This Is an Outrage, Junk Market Says. Everyone Buys AnywayBy and
Old rule of thumb shows investors aren’t getting paid for risk
Other offerings make the grade but chip away at protections
Bond buyers have a rule of thumb that says be wary when the coupon on a new debt sale slips below the issuer’s leverage. It’s an indicator that investors aren’t being paid enough for the risk they’re taking on.
This adage is being tested anew amid a bubble-like market, as issuers wear down buyers with deals that they’d spurn in almost any other era. One recent example is July’s $500 million sale from HD Supply Waterworks. The water and wastewater company priced the debt beneath its 6.3 level of leverage, which measures debt as a multiple of earnings.
Not only did the sale go through, but demand allowed HD Supply to boost it from $475 million and pay even less interest than initially asked, finishing at 6.125 percent.
It’s another sign of exuberance in high-yield markets that has veterans like Oaktree Capital Group LLC co-chairman Howard Marks sounding the alarm. Investors are “at it again,” Marks said, funding risky deals and driving valuations so high that prospective returns in most asset classes are “just about the lowest they’ve ever been.” Junk-debt investors are getting only 3.49 percentage points of extra compensation compared with risk-free government debt, close to a post-crisis low. Other deals have softened language that protects creditors’ rights.
“The pendulum has been swinging back toward the issuer when it comes to negotiating ultimate terms,” said Michael McEachern, head of public markets at Muzinich & Co., which oversees about $30 billion. “When there’s a new issue with any kind of yield, usually more than 6 percent, it is generally going to do well.”

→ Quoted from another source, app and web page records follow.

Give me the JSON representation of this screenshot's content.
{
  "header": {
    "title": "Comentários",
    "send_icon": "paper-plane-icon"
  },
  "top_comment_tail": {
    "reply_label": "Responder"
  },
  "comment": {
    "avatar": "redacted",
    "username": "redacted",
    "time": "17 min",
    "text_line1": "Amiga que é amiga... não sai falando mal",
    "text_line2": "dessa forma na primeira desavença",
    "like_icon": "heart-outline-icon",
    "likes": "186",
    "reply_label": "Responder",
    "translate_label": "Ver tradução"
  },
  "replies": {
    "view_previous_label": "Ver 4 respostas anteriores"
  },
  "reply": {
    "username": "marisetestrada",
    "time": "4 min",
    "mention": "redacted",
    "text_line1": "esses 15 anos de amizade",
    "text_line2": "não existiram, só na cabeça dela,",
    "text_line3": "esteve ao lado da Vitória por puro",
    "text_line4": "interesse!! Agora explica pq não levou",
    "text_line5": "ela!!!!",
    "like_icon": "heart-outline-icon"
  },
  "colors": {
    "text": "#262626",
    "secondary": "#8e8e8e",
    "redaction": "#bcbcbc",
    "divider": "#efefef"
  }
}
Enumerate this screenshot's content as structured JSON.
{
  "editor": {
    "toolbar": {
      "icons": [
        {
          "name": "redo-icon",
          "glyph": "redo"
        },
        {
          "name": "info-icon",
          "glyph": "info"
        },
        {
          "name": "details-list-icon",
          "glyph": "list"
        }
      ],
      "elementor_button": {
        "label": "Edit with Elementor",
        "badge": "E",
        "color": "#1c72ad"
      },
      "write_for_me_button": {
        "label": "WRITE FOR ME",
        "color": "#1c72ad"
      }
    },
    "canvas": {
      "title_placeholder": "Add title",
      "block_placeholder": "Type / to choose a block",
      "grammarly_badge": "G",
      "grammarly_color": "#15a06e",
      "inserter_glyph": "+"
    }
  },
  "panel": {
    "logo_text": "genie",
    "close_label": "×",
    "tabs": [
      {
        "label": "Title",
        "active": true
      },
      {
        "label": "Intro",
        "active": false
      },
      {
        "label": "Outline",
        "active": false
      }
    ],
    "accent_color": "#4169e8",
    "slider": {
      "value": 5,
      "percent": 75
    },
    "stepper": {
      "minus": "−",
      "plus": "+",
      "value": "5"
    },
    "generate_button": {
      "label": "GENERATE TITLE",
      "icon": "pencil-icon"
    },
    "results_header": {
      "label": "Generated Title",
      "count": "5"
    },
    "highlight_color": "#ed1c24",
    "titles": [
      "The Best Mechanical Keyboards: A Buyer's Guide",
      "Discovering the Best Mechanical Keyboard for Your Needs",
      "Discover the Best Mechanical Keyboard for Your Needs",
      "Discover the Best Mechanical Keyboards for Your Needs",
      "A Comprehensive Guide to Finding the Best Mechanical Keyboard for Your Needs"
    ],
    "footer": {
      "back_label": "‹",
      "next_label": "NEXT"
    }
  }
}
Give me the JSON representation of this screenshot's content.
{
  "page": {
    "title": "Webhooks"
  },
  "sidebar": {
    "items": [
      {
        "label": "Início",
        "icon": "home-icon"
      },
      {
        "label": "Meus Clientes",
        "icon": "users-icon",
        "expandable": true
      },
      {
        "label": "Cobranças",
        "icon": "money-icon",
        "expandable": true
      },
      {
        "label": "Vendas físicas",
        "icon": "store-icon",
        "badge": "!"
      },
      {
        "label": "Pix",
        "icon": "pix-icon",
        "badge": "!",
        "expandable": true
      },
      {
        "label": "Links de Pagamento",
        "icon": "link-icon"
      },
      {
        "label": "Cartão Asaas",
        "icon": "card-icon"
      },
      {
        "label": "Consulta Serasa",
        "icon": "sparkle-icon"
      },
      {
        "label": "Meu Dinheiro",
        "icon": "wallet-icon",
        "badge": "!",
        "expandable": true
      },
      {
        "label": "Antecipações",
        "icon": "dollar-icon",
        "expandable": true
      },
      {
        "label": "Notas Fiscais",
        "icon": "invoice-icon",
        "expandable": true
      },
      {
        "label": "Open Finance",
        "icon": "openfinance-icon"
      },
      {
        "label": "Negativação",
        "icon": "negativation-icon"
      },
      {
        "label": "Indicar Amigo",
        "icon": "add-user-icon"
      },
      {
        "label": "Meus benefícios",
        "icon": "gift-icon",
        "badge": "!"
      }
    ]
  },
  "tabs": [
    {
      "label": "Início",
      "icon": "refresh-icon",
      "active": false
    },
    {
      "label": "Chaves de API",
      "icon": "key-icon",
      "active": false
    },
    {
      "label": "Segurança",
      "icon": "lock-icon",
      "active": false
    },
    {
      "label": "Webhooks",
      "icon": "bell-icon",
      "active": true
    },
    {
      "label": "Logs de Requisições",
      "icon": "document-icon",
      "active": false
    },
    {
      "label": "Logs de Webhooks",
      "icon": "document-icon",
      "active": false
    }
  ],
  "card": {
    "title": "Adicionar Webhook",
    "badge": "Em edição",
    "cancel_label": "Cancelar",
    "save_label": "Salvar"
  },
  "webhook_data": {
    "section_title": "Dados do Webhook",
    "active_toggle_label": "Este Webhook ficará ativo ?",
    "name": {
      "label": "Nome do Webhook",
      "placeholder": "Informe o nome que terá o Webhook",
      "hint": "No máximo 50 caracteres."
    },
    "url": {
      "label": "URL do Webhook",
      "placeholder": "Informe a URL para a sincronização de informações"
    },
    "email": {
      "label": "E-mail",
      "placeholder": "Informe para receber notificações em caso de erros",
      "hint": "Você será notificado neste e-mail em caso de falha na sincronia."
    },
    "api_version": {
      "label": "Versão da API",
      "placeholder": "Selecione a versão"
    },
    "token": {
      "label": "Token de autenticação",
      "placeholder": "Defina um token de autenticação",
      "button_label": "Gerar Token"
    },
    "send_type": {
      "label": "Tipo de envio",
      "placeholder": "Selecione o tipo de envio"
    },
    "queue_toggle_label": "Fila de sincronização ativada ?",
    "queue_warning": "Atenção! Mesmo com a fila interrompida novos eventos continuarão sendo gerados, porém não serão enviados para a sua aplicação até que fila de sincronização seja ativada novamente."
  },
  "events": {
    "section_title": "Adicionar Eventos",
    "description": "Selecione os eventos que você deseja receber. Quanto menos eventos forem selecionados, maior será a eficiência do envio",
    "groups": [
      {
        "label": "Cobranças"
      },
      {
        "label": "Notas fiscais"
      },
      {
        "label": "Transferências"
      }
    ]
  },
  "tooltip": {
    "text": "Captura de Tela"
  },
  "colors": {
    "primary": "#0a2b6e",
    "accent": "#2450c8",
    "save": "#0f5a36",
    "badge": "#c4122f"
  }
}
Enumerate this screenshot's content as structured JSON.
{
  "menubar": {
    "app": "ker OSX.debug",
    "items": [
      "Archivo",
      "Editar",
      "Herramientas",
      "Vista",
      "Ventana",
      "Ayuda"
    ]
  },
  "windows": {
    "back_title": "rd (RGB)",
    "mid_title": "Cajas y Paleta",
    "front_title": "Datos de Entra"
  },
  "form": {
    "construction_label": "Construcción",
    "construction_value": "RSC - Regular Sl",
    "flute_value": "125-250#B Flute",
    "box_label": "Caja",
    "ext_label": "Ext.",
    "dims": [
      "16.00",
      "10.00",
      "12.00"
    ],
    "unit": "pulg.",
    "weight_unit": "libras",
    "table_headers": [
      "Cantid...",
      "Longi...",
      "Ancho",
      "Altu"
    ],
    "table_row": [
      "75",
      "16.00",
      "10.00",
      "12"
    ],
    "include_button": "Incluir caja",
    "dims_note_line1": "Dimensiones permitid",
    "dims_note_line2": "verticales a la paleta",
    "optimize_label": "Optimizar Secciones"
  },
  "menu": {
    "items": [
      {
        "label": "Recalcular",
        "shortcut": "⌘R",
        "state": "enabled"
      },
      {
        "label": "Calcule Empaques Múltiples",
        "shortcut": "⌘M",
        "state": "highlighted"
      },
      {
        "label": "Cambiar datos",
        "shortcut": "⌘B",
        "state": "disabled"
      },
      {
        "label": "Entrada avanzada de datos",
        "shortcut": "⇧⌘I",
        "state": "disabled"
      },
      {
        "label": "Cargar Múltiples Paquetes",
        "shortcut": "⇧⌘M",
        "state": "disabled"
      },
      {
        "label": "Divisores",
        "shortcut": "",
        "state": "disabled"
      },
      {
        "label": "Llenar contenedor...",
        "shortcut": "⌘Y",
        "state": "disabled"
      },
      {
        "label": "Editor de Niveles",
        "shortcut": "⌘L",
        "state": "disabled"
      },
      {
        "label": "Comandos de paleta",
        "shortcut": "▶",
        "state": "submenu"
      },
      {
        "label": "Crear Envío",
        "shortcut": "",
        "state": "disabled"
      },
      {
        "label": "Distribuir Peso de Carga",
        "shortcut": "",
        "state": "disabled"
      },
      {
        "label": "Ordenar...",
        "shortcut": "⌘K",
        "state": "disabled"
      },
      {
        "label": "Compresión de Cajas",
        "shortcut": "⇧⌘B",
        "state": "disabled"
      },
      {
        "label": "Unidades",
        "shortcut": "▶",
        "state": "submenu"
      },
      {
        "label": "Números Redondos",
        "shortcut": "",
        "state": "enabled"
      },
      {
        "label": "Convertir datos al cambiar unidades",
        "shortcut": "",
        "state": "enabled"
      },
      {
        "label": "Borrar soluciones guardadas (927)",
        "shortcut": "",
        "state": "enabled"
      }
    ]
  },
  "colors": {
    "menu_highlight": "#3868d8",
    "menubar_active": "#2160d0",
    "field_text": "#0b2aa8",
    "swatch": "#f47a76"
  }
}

The erosion was exemplified in a deal from AssuredPartners Inc., the insurance brokerage that came to market with $450 million of bonds last week. It was immediately confronted by the ubiquitous troublemaker for aggressive corporate issuers, Covenant Review, which flagged language in the credit agreement being shopped around. The preliminary terms of the bonds were already “wildly off market," Covenant Review said, and created a loophole that decreases the likelihood bondholders would get expected payments should the company be sold.
That didn’t seem to matter. AssuredPartners received about $3 billion in orders for the bonds, allowing it to not only keep those provisions but also to boost the size of the sale to $500 million, according to people with knowledge of the transaction. That’s for bonds rated Caa2 -- a ranking that denotes very high credit risk. A representative for Apax Partners, which owns AssuredPartners, declined to comment.
“You’re seeing sponsors being very aggressive,” said Valerie Potenza, New York-based head of high-yield research at Xtract Research LLC, which analyzes debt deals. “They are testing the water to see where the line is.”
Even when investors have been able to win concessions, they lose elsewhere. Vivint Inc., the home-security company owned by Blackstone Group LP, tested the limits by trying to take a hatchet to customary payouts that bondholders would get if the private-equity giant sold its stake. While that provision was taken out, the bond sale went through and investors accepted a lower coupon than was initially discussed.
Representatives for HD Supply Waterworks and Clayton, Dubilier & Rice LLC, the private equity firm planning to buy it, didn’t respond to messages. Vivint and Blackstone didn’t have an immediate comment.
A credit-default swaps index that serves as a gauge of apprehension in credit markets slid to a three-year low last month. The index typically falls when perception of credit risk decreases and rises when sentiment deteriorates.
Amid the current effervescence, some investors are questioning whether they want to be the very-top performer, given the extra risk they’d have to take. The $630 million Diamond Hill corporate credit fund is beating 99 percent of its peer group for three years, according to performance data compiled by Bloomberg, but portfolio manager John McClain is more than happy to give up the front-of-the-class mantle right now.
“If you had a great 2007, that turned out to be something to be ashamed of," McClain said. "Fear of missing out in a strong market is pretty dangerous. A lot of that is going on now.”
— With assistance by Nabila Ahmed